(Stored data)
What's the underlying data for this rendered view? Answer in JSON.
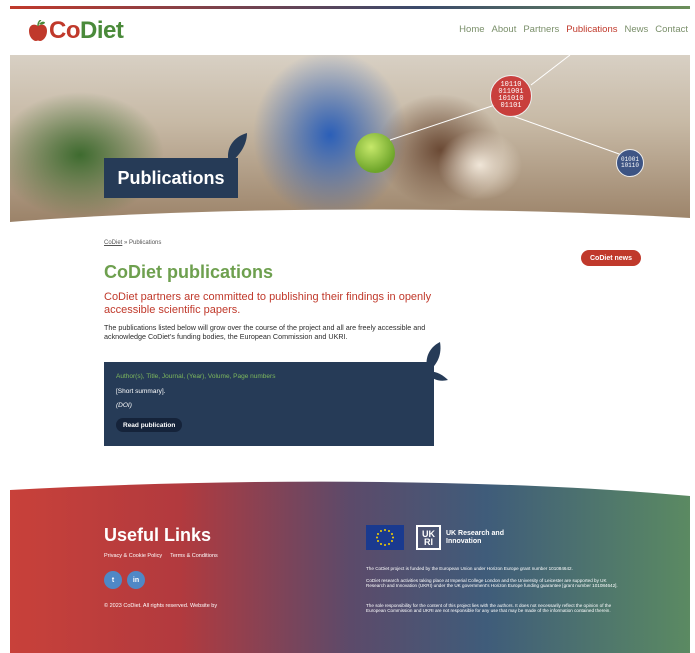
{
  "brand": {
    "logo_co": "Co",
    "logo_diet": "Diet"
  },
  "nav": {
    "items": [
      {
        "label": "Home"
      },
      {
        "label": "About"
      },
      {
        "label": "Partners"
      },
      {
        "label": "Publications"
      },
      {
        "label": "News"
      },
      {
        "label": "Contact"
      }
    ],
    "active": "Publications"
  },
  "hero": {
    "title": "Publications",
    "binary_1": "10110\n011001\n101010\n01101",
    "binary_2": "01001\n10110"
  },
  "breadcrumb": {
    "home": "CoDiet",
    "separator": "»",
    "current": "Publications"
  },
  "news_button": "CoDiet news",
  "main": {
    "title": "CoDiet publications",
    "lead": "CoDiet partners are committed to publishing their findings in openly accessible scientific papers.",
    "intro": "The publications listed below will grow over the course of the project and all are freely accessible and acknowledge CoDiet’s funding bodies, the European Commission and UKRI."
  },
  "publication": {
    "meta": "Author(s), Title, Journal, (Year), Volume, Page numbers",
    "summary": "[Short summary].",
    "doi": "(DOI)",
    "button": "Read publication"
  },
  "footer": {
    "useful_title": "Useful Links",
    "links": [
      {
        "label": "Privacy & Cookie Policy"
      },
      {
        "label": "Terms & Conditions"
      }
    ],
    "social": [
      {
        "label": "t",
        "icon": "twitter-icon"
      },
      {
        "label": "in",
        "icon": "linkedin-icon"
      }
    ],
    "copyright": "© 2023 CoDiet. All rights reserved. Website by",
    "ukri_mark": "UK RI",
    "ukri_name": "UK Research and Innovation",
    "funding_1": "The CoDiet project is funded by the European Union under Horizon Europe grant number 101084642.",
    "funding_2": "CoDiet research activities taking place at Imperial College London and the University of Leicester are supported by UK Research and Innovation (UKRI) under the UK government’s Horizon Europe funding guarantee [grant number 101084642].",
    "funding_3": "The sole responsibility for the content of this project lies with the authors. It does not necessarily reflect the opinion of the European Commission and UKRI are not responsible for any use that may be made of the information contained therein."
  },
  "colors": {
    "brand_red": "#c0392b",
    "brand_green": "#6ea04f",
    "navy": "#263b57"
  }
}
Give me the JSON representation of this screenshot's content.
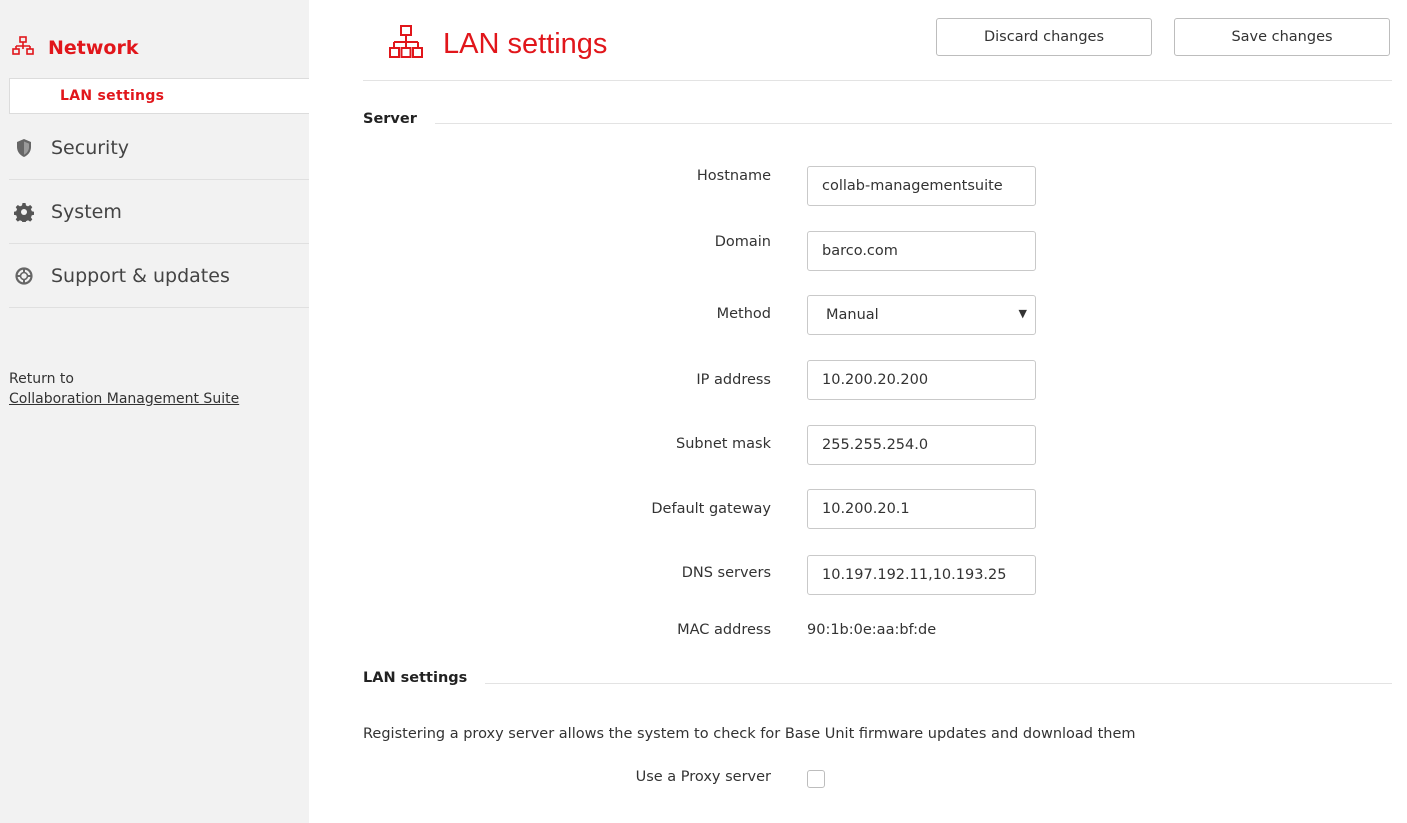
{
  "sidebar": {
    "network": {
      "label": "Network",
      "icon": "network-icon"
    },
    "active_subitem": {
      "label": "LAN settings"
    },
    "items": [
      {
        "label": "Security",
        "icon": "shield-icon"
      },
      {
        "label": "System",
        "icon": "gear-icon"
      },
      {
        "label": "Support & updates",
        "icon": "lifebuoy-icon"
      }
    ],
    "return_text": "Return to",
    "return_link": "Collaboration Management Suite"
  },
  "header": {
    "title": "LAN settings",
    "icon": "network-icon",
    "discard_label": "Discard changes",
    "save_label": "Save changes"
  },
  "server": {
    "title": "Server",
    "hostname": {
      "label": "Hostname",
      "value": "collab-managementsuite"
    },
    "domain": {
      "label": "Domain",
      "value": "barco.com"
    },
    "method": {
      "label": "Method",
      "value": "Manual"
    },
    "ip": {
      "label": "IP address",
      "value": "10.200.20.200"
    },
    "subnet": {
      "label": "Subnet mask",
      "value": "255.255.254.0"
    },
    "gateway": {
      "label": "Default gateway",
      "value": "10.200.20.1"
    },
    "dns": {
      "label": "DNS servers",
      "value": "10.197.192.11,10.193.25"
    },
    "mac": {
      "label": "MAC address",
      "value": "90:1b:0e:aa:bf:de"
    }
  },
  "lan": {
    "title": "LAN settings",
    "description": "Registering a proxy server allows the system to check for Base Unit firmware updates and download them",
    "proxy_label": "Use a Proxy server",
    "proxy_checked": false
  },
  "colors": {
    "accent": "#e1161b",
    "sidebar_bg": "#f2f2f2",
    "border": "#c9c9c9"
  }
}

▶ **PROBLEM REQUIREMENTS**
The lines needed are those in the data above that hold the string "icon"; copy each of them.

▶ **COMPLETED EXERCISE**
        "icon": "twitter-icon"
        "icon": "linkedin-icon"
      "icon": "network-icon"
        "icon": "shield-icon"
        "icon": "gear-icon"
        "icon": "lifebuoy-icon"
    "icon": "network-icon",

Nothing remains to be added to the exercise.